Personally, I really enjoy having a look at the Milky Way. It's a fantastic area of the sky to study. And you get a huge range of different objects that become visible to you as you look at it with the naked eye, with binoculars, and with a telescope. So I really hope that you take the opportunity to go and have a look at the Milky Way for yourself, certainly, with the naked eye. But if you've got a pair of binoculars, I really encourage you to get out there and have a good look
End transcript
 
Interactive feature not available in single page view (see it in standard view).

By the end of this week you will be able to:

  • understand the astronomical magnitude scale and how it relates to the brightness of stars as viewed from Earth
  • analyse the magnitude limits of COAST and other instruments
  • discuss the faintest object you can observe with the naked eye.
AOT_1

Take your learning further371

Making the decision to study can be a big step, which is why you'll want a trusted University. The Open University has 50 years’ experience delivering flexible learning and 170,000 students are studying with us right now. Take a look at all Open University courses372.

If you are new to university level study, we offer two introductory routes to our qualifications. Find out Where to take your learning next?373 You could either choose to start with an Access courses374or an open box module, which allows you to count your previous learning towards an Open University qualification.

Not ready for University study then browse over 1000 free courses on OpenLearn375 and sign up to our newsletter376 to hear about new free courses as they are released.

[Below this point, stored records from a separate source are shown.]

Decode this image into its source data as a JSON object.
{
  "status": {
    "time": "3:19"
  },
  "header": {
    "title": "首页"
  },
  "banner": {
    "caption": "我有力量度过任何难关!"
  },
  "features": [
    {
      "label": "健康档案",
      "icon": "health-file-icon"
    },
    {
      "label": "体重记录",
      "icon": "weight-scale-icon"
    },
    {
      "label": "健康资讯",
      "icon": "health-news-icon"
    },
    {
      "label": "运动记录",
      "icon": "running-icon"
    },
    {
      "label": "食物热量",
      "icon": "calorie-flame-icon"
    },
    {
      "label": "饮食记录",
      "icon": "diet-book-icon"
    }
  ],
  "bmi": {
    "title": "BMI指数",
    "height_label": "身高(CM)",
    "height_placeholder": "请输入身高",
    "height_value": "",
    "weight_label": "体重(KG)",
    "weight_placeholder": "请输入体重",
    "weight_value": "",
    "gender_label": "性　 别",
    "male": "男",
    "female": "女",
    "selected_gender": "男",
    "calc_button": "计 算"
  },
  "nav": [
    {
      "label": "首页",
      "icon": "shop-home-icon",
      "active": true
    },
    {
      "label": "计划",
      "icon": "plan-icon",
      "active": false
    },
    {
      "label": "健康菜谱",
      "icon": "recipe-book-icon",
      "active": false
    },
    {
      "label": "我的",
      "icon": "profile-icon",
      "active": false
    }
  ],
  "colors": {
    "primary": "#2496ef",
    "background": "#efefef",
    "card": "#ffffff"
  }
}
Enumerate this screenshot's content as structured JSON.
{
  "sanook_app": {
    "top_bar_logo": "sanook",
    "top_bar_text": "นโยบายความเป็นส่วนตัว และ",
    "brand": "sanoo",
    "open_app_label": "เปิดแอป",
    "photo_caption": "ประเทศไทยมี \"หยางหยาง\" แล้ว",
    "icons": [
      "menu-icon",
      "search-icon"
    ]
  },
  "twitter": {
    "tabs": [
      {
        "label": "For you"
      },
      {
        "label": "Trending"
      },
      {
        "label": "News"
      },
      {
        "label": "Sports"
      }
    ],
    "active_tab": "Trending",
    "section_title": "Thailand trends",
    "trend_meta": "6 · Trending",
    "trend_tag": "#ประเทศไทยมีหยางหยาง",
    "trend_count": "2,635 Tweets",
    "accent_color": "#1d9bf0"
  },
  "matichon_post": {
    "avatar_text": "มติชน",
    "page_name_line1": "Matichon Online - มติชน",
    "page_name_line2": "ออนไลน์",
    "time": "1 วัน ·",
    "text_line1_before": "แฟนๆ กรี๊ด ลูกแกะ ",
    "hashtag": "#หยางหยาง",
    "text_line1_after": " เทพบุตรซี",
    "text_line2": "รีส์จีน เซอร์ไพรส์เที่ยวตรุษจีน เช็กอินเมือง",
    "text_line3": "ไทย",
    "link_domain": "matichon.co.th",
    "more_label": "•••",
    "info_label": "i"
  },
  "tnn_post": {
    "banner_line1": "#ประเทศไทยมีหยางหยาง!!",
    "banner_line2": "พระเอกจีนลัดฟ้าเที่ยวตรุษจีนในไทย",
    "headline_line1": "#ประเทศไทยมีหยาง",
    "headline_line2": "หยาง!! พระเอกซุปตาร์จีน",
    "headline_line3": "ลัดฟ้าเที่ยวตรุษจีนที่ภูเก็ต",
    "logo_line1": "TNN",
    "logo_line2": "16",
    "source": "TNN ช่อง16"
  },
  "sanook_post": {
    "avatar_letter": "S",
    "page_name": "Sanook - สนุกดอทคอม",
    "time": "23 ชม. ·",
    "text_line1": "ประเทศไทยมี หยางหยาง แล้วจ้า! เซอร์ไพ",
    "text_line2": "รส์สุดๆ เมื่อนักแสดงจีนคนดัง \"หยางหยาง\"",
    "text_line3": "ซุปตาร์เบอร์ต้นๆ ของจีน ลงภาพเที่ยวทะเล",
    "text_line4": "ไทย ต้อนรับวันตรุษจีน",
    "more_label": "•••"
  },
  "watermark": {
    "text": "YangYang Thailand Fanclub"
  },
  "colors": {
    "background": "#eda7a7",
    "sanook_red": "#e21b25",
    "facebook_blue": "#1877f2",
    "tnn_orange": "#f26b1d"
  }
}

Every year, thousands of students decide to study with The Open University. With over 120 qualifications, we’ve got the right course for you.

Request an Open University prospectus371